The last distraction, something that always makes this reviewer grind his teeth, is off-stage visibility. Entrances both stage right and stage left were such that actors waiting to make entrances were fully visible to anyone sitting audience center. One sees the actor “off,” then he or she enters and turns “on.” Grind, grind. This is not quite fair to the audience, and it is not the actor’s fault.
Borkman finally got to look down from a great height on his one true love and express his adoration. Like Moses, he was allowed to look upon the promised land but not to cross over into it. In the end, Ella was correct: he had committed the unpardonable sin.
Ibsen’s next-to-last play is as full of consequential contrivances as the plays of contemporary playwright Annie Baker. Writers of every mode suffer a downfall of passion: they may, for many reasons, focus tightly on what they really want to say on the page, and ignore or gloss over every other element of their form. In John Gabriel Borkman Ibsen seems to have wanted to say it all in a series of brilliant dialogues, and who cares about sets and blocking? When he wants the vinegary Gunhild to speak, he orders her to appear -- never mind that it is on a snowy crag where other characters were trying to escape her. This is literary imperialism on the part of King Henrik, and it blights the better qualities of the play. These things make John Gabriel Borkman a late Ibsen play better read than produced.

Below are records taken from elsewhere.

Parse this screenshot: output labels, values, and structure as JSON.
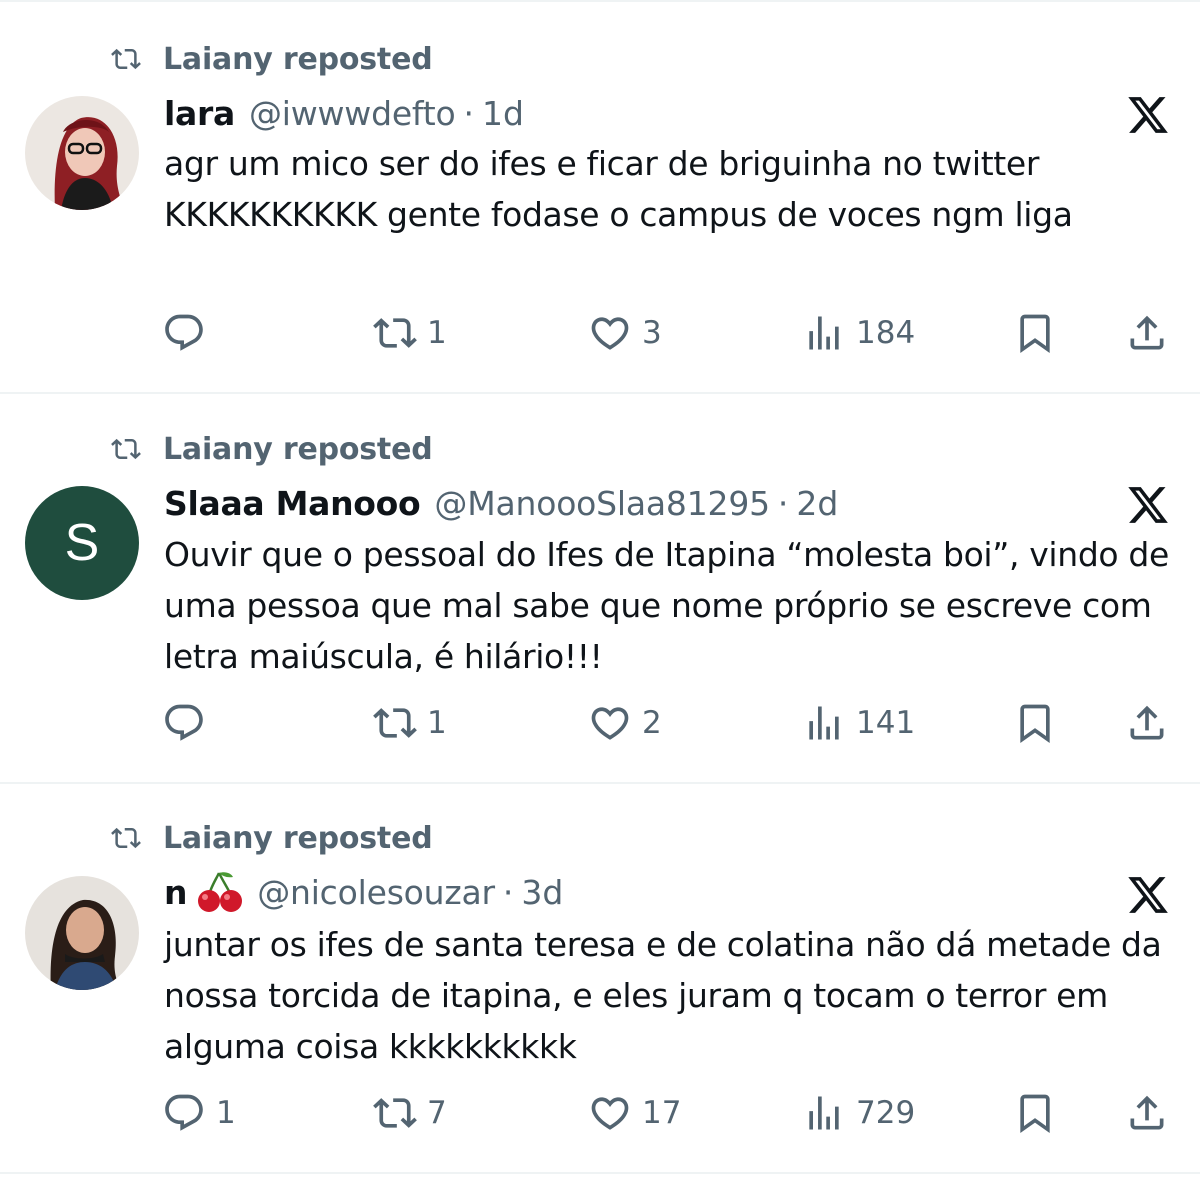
{
  "feed": {
    "tweets": [
      {
        "repost_label": "Laiany reposted",
        "display_name": "lara",
        "handle": "@iwwwdefto",
        "separator": "·",
        "time": "1d",
        "avatar": "photo-avatar-red-hair-glasses",
        "text": "agr um mico ser do ifes e ficar de briguinha no twitter KKKKKKKKKK gente fodase o campus de voces ngm liga",
        "counts": {
          "reply": "",
          "repost": "1",
          "like": "3",
          "views": "184"
        }
      },
      {
        "repost_label": "Laiany reposted",
        "display_name": "Slaaa Manooo",
        "handle": "@ManoooSlaa81295",
        "separator": "·",
        "time": "2d",
        "avatar_letter": "S",
        "avatar_color": "#1f4d3e",
        "text": "Ouvir que o pessoal do Ifes de Itapina “molesta boi”, vindo de uma pessoa que mal sabe que nome próprio se escreve com letra maiúscula, é hilário!!!",
        "counts": {
          "reply": "",
          "repost": "1",
          "like": "2",
          "views": "141"
        }
      },
      {
        "repost_label": "Laiany reposted",
        "display_name": "n",
        "name_emoji": "cherries-emoji",
        "handle": "@nicolesouzar",
        "separator": "·",
        "time": "3d",
        "avatar": "photo-avatar-dark-hair",
        "text": "juntar os ifes de santa teresa e de colatina não dá metade da nossa torcida de itapina, e eles juram q tocam o terror em alguma coisa kkkkkkkkkk",
        "counts": {
          "reply": "1",
          "repost": "7",
          "like": "17",
          "views": "729"
        }
      }
    ]
  },
  "colors": {
    "text_primary": "#0f1419",
    "text_secondary": "#536471",
    "divider": "#eff3f4",
    "avatar_s_bg": "#1f4d3e"
  },
  "icons": [
    "repost-icon",
    "x-logo-icon",
    "reply-icon",
    "like-icon",
    "views-icon",
    "bookmark-icon",
    "share-icon",
    "cherries-emoji"
  ]
}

Different Stages, for the flaws in its own production, has struggled through and ultimately performed nobly in showing us John Gabriel Borkman, warts and all. The play is not for everyone, but rather only to those ardent fans of Ibsen who want to add to their collection of his plays in production.
John Gabriel Borkman runs at The Vortex, 2307 Manor Road, east Austin, June 24 to July 16, 2016.
John Gabriel Borkman
by Henrik Ibsen
June 24 - July 16, 2016
2307 Manor Road
Austin, TX, 78722
Performances are Thursdays through Saturdays at 8:00 p.m. and Sundays at 6 p.m. at the Vortex Repertory, 2307 Manor Rd.
Tickets are $15 on Thursdays, $20, $25 or $30 Fridays, Saturdays and Sundays.